Friday, November 16, 2007
Beowulf is a weak film whose motion capture technique and stereoscopic 3D will distract reviewers and audiences from realizing how empty it is. Director Robert Zemeckis is far more involved with his camera than his characters. Some may mistake Zemeckis use of motion capture as a quest for realism, but it's not. Motion capture is just a way for Zemeckis to exert more control over the film; the problem is that control is a disadvantage in the hands of a second-rate director.

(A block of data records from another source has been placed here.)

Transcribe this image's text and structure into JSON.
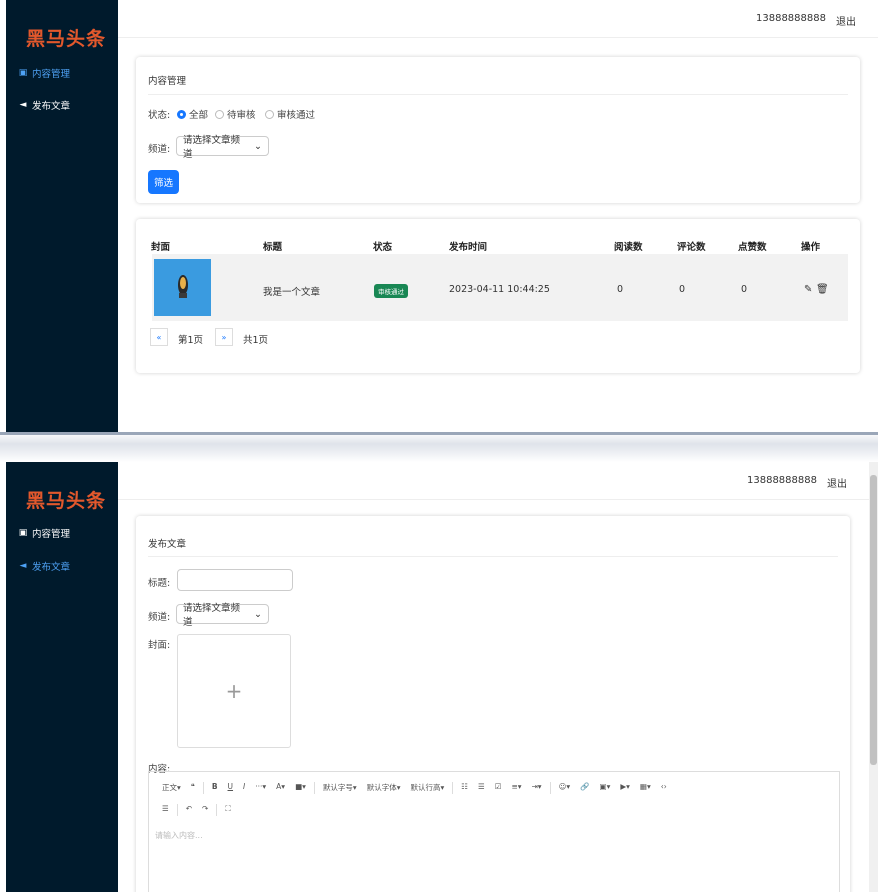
{
  "app": {
    "logo": "黑马头条",
    "user_phone": "13888888888",
    "logout": "退出"
  },
  "sidebar": {
    "items": [
      {
        "label": "内容管理",
        "icon": "document-icon"
      },
      {
        "label": "发布文章",
        "icon": "send-icon"
      }
    ]
  },
  "content_page": {
    "card_title": "内容管理",
    "status_label": "状态:",
    "status_options": [
      "全部",
      "待审核",
      "审核通过"
    ],
    "status_selected": "全部",
    "channel_label": "频道:",
    "channel_select": "请选择文章频道",
    "filter_button": "筛选",
    "table": {
      "headers": [
        "封面",
        "标题",
        "状态",
        "发布时间",
        "阅读数",
        "评论数",
        "点赞数",
        "操作"
      ],
      "rows": [
        {
          "title": "我是一个文章",
          "status": "审核通过",
          "time": "2023-04-11 10:44:25",
          "reads": "0",
          "comments": "0",
          "likes": "0"
        }
      ]
    },
    "pagination": {
      "prev": "«",
      "page": "第1页",
      "next": "»",
      "total": "共1页"
    },
    "colors": {
      "primary": "#1677ff",
      "badge": "#198754"
    }
  },
  "publish_page": {
    "card_title": "发布文章",
    "title_label": "标题:",
    "channel_label": "频道:",
    "channel_select": "请选择文章频道",
    "cover_label": "封面:",
    "cover_plus": "+",
    "content_label": "内容:",
    "toolbar_row1": [
      "正文▾",
      "❝",
      "B",
      "U",
      "I",
      "···▾",
      "A▾",
      "■▾",
      "默认字号▾",
      "默认字体▾",
      "默认行高▾",
      "☷",
      "☰",
      "☑",
      "≡▾",
      "⇥▾",
      "☺▾",
      "🔗",
      "▣▾",
      "▶▾",
      "▦▾",
      "‹›"
    ],
    "toolbar_row2": [
      "☰",
      "↶",
      "↷",
      "⛶"
    ],
    "content_placeholder": "请输入内容..."
  }
}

The story is about powerful men who are seduced by evil but who can't admit to their failings. This can be the stuff of great drama, but the film rarely rises beyond a high school production of Macbeth. Instead of Zemeckis burrowing into his characters and providing them with conflicting needs and desires, they succumb all too easily. While they are eventually forced to confront their sins, they never feel the full weight of them.
Zemeckis uses motion capture for two reasons. One is to avoid going on location and the other to give him increased freedom with the camera. Neither reason justifies the effort involved.
Locations inform an actor's performance. Lawrence of Arabia would not be the same film if it was shot on a soundstage, unless you believe that the desert heat, the great expanse and the sand that gets blown into every crevice and orifice did not influence the performances. For all of Zemeckis's obsession with skin pores, body hair and saliva, he hasn't bothered to show the breath of characters when they are standing in the snow.
Zemeckis is more besotted with stereoscopic 3D and a computer animated camera than a first year film student. He can't resist throwing things at the audience or using mile-long camera moves. The camera is constantly calling attention to itself, never more so than in the sequence where Beowulf decides to fight Grendel while naked. Besides being questionable from a tactical standpoint, this results in some of the most contrived camera compositions imaginable. While the audience should be getting emotionally involved in the battle, it's constantly distracted by the ways that Zemeckis uses the camera and props to hide Beowulf's genitals. In one shot, Zemeckis hides them behind a sword stuck in the floor, one of many obvious pieces of sexual symbolism sure to raise snickers from the twelve year olds who are the film's target audience.
While debates about motion capture and the relative success of it in this film will dominate the discussion, it's a pointless argument. Had the technical work been flawless, convincing the audience that they were watching flesh and blood creatures on the screen, it would not compensate for the fact that Beowulf is a colossally dumb movie. The characters are so simplistic, the drama so uninvolving, the direction so crass that no technique could elevate this film beyond mediocrity.
Compare the flight of arrows in this film to that of Olivier's Henry V. Compare the battle scenes with Eisenstein's Alexander Nevsky. Compare the monsters to those in Peter Jackson's The Lord of the Rings. Compare the complexity of the characters with George Stevens' Shane. In every case, Zemeckis falls short and by a wide margin.
What's going to kill this kind of film making is that reputable actors will avoid it like the plague. Anthony Hopkins and John Malkovich should be horrified with the results. No one will equate their "performances" in Beowulf with films where these actors appear in the flesh. Why would performers concerned with their reputations lend themselves to a process that doesn't present them at their best?
There will be debates as to whether this film is animated or not. Should it be eligible for the Best Animated Film Oscar? Let the debate rage, but I won't bother with it. A film like Beowulf is a waste of time regardless of how you classify it. Technique and novelty are never enough; they're just distractions that eventually lose their appeal. I demand more from movies than skin pores, big camera moves and spears pointed at my nose. A movie should have a heart and a mind, and Beowulf has neither.